You’ve just been licensed and you’re waiting for the call. You know where your phone is at all times and have the ringer set on high to an obnoxious tone so you won’t miss it. So what now? What happens when you get the call? What kinds of questions should you ask?
I find that all brain processing goes out the window when on the phone with a case worker, so I have a list of questions written down that I can refer to when I get the call about a placement. Of course I probably won’t end up asking all of these, so I’ve prioritized them from the essentials to “it’d be nice to know” questions. Without further ado, here is my ultimate list of questions to ask before accepting a placement.
- How many? What ages? What gender(s)? You can read this post on why we choose to stick to birth order, but we don’t accept placements that are older than our biological child. It’s a firm, non-negotiable right now. We’ll still get calls for children older than our son, so this is my first question. We also want to know how many are in a sibling group because we only have one extra bedroom. Our first placement call was for a sibling group of 3. I thought about it for a hot second before realizing we simply didn’t have enough bedroom space or anywhere to put 4 kids in my tiny car and my husband’s truck. And we certainly didn’t have available daycare for all of them. We had to turn it down for the logistical reasons alone.
- When is the child’s birthday? Going along with age, a 4 year old child could have just turned 4 or about to be 5 in a few days. That’s a big difference!
- Are there any dangers? i.e. any history of physical or sexual abuse or other reported behaviors. Since we have a young child in the home, we aren’t willing to accept placements with certain behaviors at this time. It’s a deal breaker for us.
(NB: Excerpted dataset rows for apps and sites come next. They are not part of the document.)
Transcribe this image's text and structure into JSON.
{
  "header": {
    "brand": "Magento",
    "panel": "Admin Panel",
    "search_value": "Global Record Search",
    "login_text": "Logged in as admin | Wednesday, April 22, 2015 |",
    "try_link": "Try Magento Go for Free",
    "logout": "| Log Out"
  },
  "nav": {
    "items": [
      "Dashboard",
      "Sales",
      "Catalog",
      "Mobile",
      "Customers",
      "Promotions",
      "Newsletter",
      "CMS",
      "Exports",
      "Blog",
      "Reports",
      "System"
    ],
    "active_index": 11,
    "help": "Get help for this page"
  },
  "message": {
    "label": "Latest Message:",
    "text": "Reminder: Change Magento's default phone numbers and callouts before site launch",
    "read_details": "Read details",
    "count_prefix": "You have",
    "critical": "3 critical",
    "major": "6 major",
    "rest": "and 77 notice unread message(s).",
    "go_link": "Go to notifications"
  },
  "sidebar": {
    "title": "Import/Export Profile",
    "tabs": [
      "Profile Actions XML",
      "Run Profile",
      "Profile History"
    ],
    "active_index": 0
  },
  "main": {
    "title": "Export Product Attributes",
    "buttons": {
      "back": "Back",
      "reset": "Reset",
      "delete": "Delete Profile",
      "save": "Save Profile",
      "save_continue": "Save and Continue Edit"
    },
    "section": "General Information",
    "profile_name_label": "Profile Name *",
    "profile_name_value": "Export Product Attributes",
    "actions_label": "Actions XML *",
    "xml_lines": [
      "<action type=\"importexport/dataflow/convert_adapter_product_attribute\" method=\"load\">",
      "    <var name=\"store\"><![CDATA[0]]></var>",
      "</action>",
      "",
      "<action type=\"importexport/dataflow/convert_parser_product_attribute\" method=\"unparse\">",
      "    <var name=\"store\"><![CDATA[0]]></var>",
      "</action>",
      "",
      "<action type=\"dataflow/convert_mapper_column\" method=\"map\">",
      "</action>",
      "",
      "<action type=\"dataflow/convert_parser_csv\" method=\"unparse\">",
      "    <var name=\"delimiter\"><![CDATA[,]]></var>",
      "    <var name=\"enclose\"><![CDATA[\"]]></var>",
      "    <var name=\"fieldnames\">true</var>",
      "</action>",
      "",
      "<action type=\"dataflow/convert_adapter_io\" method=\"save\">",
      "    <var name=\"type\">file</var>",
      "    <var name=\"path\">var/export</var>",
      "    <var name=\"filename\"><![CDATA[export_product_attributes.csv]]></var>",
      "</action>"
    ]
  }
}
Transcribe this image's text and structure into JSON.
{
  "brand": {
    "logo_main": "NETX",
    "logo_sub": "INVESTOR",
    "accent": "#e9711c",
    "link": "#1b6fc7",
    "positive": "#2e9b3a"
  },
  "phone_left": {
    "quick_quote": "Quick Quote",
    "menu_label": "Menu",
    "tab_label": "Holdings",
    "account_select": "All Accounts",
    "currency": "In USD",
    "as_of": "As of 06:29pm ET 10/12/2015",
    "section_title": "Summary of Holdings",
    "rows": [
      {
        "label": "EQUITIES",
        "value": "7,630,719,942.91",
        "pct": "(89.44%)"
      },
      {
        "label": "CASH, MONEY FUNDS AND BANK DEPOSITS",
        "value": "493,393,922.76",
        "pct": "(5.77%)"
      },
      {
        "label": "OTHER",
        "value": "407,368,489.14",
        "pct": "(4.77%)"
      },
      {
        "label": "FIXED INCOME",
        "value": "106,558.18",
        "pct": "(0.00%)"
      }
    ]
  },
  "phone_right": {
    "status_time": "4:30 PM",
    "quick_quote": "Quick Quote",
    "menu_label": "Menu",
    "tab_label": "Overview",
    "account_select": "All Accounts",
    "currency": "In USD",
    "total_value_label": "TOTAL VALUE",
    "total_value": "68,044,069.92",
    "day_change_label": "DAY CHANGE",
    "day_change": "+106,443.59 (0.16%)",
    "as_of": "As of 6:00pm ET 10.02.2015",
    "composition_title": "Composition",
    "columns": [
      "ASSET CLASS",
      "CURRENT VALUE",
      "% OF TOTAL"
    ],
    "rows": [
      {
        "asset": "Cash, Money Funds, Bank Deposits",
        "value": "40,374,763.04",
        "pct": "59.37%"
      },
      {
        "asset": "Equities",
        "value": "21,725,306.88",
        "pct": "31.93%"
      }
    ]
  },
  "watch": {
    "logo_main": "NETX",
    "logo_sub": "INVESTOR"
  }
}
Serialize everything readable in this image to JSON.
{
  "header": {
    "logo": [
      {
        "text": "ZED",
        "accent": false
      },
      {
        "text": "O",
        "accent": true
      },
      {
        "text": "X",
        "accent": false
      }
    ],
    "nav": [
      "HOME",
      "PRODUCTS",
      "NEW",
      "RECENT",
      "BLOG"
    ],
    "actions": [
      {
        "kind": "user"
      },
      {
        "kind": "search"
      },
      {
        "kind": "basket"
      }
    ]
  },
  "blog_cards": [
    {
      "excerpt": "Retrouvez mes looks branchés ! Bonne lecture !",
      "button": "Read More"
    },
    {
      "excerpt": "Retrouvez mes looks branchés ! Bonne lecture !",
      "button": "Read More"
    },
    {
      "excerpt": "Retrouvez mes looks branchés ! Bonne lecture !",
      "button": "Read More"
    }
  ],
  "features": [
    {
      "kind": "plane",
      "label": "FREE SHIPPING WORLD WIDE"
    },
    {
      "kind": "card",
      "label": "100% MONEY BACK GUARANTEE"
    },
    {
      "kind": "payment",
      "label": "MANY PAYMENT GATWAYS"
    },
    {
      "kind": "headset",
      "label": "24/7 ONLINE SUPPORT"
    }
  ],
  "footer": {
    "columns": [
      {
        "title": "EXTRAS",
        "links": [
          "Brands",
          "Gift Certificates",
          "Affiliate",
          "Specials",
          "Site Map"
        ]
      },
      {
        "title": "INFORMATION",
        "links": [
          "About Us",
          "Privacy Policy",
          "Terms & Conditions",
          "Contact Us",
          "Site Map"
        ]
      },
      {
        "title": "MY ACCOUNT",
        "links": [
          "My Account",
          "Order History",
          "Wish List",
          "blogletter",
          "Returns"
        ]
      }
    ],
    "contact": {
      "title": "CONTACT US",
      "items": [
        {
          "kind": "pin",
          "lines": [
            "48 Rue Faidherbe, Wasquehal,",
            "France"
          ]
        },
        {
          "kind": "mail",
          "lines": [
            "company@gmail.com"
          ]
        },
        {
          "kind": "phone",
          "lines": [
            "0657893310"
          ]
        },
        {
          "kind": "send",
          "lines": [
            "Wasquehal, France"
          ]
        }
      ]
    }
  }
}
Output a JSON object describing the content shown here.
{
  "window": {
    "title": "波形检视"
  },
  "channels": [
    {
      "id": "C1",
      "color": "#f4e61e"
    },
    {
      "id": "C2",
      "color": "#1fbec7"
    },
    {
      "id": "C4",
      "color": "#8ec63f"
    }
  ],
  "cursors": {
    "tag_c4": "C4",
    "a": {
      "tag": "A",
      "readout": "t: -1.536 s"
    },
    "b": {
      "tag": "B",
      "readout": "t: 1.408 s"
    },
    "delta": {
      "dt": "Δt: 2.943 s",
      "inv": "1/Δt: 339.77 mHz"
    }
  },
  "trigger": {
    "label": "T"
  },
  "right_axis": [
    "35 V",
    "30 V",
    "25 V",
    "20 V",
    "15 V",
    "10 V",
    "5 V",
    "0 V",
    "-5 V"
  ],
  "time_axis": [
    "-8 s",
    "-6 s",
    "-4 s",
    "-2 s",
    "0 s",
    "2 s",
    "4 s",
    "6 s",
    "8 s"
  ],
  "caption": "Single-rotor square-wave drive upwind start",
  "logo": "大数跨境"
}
- Where is the case at? Is this a short term or long term placement? Is there an idea how long the child might be staying with you?
- When did the child enter foster care and why? You can learn a lot from this question alone. Has the child been bouncing from home to home or have they just been removed? Were they removed because of physical abuse, sexual abuse, neglect, or addiction?
- What is the child’s ethnicity? The city I live in neighbors an Indian reservation. ICWA governs all Native American children in foster care, and the cases are handled a little differently. If I have a Native American child placed in my home, I’ll need to be prepared and work harder to address cultural needs.
- Does the child have siblings? Sometimes sibling groups are split. If they are, what’s the reason for that and do they have regular visits with the siblings?
- Is there contact with parents? What is the visitation schedule like? Is it supervised or unsupervised? Where are the visits and how often? Sometimes you’ll run into a case where you’re driving a good distance every week for visits. Is there transportation or is that up to you?
- Do you have any information on family background? Is there any known gang activity? Are the parents working on their case plan? Are there involved family members?
- Is the child coming with anything? Is it the clothes on his back and you need to do some shopping, or is the child coming with some basic necessities? For younger kids you can ask if they have a car seat or booster.
- Babies: What size diapers do they wear? What type of formula and bottles do they use? Were they drug exposed?
- Does the child have any diagnoses? This could include any disability, mental illness, or if the child is on an IEP for educational needs. Does the child have scheduled therapy or other appointments?
- What is the child’s health? Are they on any medications, have chronic illnesses, current on vaccinations, or have any allergies?
- Does the child have lice? I know some foster parents that treat every child coming into their home, and that’s a good way to go too. Better safe than sorry!
- What are the child’s likes/dislikes? What do you know about their personality and tendencies?
- Can you do a trial overnight? Do you have an option of doing a pre-placement visit to meet the child and see how it goes?
A lot of the time, the case worker will have very limited information and won’t be able to answer all these questions. Even then, the information they’ll have might be entirely wrong. Instead of a 4 year old boy, it might actually be a 2 year old girl. But don’t let that stop you from asking the questions or insisting on knowing a particular answer before accepting a placement. It’s better to be a little persistent if it means you’ll have a clearer picture of what you’re getting into.